Meditation has been shown to release dopamine in the striatum the nuclei in the subcortical basal ganglia of the brain, the location where motor activity occurs that affects people living with Parkinson’s. This also demonstrates the benefits of a mindfulness practice

Here are 5 tips for practicing breathing, meditation and other methods for controlling your symptoms:

  1. When freezing occurs, (stopping suddenly when walking) focus on your breath. Inhale, count to four and exhale, Repeat three times and your body will begin to relax. You can also wait it out, and focus on something else which will relieve the tension you may be feeling.
  2. For Tremors, Close your eyes and visualize something in nature, a lake, a forest, a beautiful flower or birds chirping. Listen for the sounds or play some soothing music on your smartphone. Take a deep breath “inhale” then “exhale” and repeat three times.
  1. When experiencing anxiety, take a moment and relax your body and mind with a short body scan. If possible lie or sit down and place your hands on your lap or beside you: Go through each body part starting with your toes and say “I relax” my toes, “I relax” my ankles, “I relax” my knees, all the way up to the top of your head (include your spine), with deep breathing for 8- 10 minutes. Let your body sink into the chair or mattress and relax as you go through your body scan and you may even fall asleep.
  2. Using a supplement of Magnesium bi-glycinate can also help with muscle relaxation. Magnesium plays an important role in the production of ATP (Adenosine Triphosphate) a nucleotide found in the mitochondria responsible for energy production in the cell which affects our mobility and for transforming fats and sugars into useable energy. It also helps to keep genes properly functioning. For people living with Parkinson’s, ATP production is compromised so any possibility for improving mobility, magnesium is your mineral! (see my blog Have you Heard of the Calming Mineral? for more info about Magnesium)
  3. There are many proven studies that exercise contributes to reducing symptoms. I’ve seen it myself, at a gym after an extensive 75 minutes of movement and exercise, a person with PD who struggled with freezing, stiffness in the neck and body rigidity and after her workout, her symptoms were gone. How long that lasted I’m not sure.

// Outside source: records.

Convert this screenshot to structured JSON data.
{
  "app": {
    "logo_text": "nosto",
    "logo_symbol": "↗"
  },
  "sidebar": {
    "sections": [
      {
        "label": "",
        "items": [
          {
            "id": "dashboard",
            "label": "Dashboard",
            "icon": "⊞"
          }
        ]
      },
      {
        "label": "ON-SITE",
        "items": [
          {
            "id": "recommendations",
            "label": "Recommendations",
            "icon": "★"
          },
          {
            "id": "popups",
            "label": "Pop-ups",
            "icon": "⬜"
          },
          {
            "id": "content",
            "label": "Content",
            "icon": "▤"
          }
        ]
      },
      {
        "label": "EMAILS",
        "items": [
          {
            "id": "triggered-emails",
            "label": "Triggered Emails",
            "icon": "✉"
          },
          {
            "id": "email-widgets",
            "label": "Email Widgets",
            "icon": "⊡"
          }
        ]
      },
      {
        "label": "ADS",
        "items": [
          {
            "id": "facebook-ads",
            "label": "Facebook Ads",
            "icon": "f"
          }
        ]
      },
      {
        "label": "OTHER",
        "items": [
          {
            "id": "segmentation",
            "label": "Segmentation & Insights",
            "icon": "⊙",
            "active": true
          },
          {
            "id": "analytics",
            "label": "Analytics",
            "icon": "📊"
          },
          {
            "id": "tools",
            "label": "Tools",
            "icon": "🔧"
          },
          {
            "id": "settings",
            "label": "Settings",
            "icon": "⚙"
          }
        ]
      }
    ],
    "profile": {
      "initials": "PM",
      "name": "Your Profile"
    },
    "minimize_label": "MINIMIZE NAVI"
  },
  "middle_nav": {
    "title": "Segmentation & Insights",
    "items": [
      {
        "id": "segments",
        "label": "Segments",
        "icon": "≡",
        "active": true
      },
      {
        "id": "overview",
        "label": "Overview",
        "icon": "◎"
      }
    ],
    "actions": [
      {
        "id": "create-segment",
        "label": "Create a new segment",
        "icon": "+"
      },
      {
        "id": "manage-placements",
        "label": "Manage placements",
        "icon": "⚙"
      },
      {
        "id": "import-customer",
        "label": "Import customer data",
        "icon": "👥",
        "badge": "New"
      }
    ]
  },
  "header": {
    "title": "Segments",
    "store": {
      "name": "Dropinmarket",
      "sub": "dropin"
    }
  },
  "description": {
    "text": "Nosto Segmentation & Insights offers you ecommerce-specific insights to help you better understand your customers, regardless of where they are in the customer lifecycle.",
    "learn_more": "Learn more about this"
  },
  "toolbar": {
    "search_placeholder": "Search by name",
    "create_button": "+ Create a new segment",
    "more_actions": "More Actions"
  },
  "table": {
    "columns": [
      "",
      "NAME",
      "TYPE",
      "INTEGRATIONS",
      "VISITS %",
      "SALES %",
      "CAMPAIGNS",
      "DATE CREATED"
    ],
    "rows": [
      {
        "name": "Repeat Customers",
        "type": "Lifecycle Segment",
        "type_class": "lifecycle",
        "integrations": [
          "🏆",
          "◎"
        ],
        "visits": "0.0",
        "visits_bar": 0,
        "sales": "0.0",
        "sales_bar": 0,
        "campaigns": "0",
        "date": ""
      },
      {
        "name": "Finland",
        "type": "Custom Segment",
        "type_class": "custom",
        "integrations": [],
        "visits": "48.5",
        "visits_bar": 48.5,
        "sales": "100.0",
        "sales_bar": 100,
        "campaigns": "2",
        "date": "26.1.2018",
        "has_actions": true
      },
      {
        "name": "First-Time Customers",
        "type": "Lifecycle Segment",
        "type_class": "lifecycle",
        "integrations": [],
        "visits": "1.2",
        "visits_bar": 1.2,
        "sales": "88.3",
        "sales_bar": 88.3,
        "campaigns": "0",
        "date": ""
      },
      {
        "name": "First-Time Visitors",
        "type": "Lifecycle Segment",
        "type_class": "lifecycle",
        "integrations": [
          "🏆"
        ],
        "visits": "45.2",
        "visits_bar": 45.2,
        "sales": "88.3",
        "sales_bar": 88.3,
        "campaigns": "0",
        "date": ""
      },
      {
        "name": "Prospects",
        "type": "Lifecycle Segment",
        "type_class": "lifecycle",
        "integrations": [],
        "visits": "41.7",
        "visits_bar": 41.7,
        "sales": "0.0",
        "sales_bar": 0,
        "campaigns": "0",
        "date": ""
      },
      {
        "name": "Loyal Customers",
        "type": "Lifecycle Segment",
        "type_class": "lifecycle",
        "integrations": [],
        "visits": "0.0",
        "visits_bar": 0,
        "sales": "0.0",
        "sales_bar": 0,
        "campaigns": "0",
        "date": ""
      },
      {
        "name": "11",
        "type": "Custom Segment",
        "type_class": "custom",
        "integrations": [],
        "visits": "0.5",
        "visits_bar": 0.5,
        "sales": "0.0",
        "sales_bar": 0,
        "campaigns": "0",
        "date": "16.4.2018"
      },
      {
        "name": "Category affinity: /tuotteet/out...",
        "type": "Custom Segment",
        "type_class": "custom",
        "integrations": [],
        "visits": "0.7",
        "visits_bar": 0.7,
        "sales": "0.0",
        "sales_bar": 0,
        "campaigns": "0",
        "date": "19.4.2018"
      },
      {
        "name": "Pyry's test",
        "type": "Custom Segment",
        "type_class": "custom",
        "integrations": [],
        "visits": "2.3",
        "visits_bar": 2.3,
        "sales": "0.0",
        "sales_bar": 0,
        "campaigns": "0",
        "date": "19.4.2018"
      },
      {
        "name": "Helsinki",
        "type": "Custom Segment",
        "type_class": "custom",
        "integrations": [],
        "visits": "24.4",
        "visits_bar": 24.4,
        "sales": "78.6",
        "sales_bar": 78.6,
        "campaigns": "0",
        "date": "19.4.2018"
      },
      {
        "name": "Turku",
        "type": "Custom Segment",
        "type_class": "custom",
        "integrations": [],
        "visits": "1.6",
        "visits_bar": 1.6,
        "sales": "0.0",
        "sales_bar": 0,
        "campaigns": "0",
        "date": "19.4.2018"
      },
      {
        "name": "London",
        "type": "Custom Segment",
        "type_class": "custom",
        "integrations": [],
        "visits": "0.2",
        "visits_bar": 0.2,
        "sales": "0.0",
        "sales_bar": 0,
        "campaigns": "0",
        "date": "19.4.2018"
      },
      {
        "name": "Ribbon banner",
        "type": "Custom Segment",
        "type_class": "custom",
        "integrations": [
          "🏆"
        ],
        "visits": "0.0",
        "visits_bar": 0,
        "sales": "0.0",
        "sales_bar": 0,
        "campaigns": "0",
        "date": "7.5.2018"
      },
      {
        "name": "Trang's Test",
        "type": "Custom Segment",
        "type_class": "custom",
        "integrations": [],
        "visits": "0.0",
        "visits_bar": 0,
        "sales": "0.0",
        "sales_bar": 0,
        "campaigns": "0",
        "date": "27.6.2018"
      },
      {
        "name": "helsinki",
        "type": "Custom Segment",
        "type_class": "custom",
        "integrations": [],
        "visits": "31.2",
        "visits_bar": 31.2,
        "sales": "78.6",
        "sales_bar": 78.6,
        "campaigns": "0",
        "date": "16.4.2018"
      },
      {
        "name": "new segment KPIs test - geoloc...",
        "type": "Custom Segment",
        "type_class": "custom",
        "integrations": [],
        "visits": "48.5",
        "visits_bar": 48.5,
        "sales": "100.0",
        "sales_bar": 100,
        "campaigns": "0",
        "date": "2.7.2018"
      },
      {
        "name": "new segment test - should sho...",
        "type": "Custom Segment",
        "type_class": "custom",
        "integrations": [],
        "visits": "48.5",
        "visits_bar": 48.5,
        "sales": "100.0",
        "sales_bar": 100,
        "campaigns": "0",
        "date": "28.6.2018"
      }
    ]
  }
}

A good nutritious diet free of sugar, processed foods and high in vegetables and fruits also have huge benefits for relieving PD symptoms. If you’d like to find out more about reducing  symptoms get my  FREE 7 strategies for reducing Parkinson’s symptoms guide where you’ll see results in as little as 30 days. you can get it by signing up on my facebook page or on my website

personally I like to use an breathing mantra that adds a positive tone to my day:

” Breathing in, I calm myself, breathing out, I smile”!

Give it a try! It won’t cost you anything and you’ll feel so much better to have calmed yourself down without having to take any pills or other medications.


I hope you enjoyed this post and can use some of these breathing techniques in your daily life.

Enjoy the week in good health,


Rani Glick (1)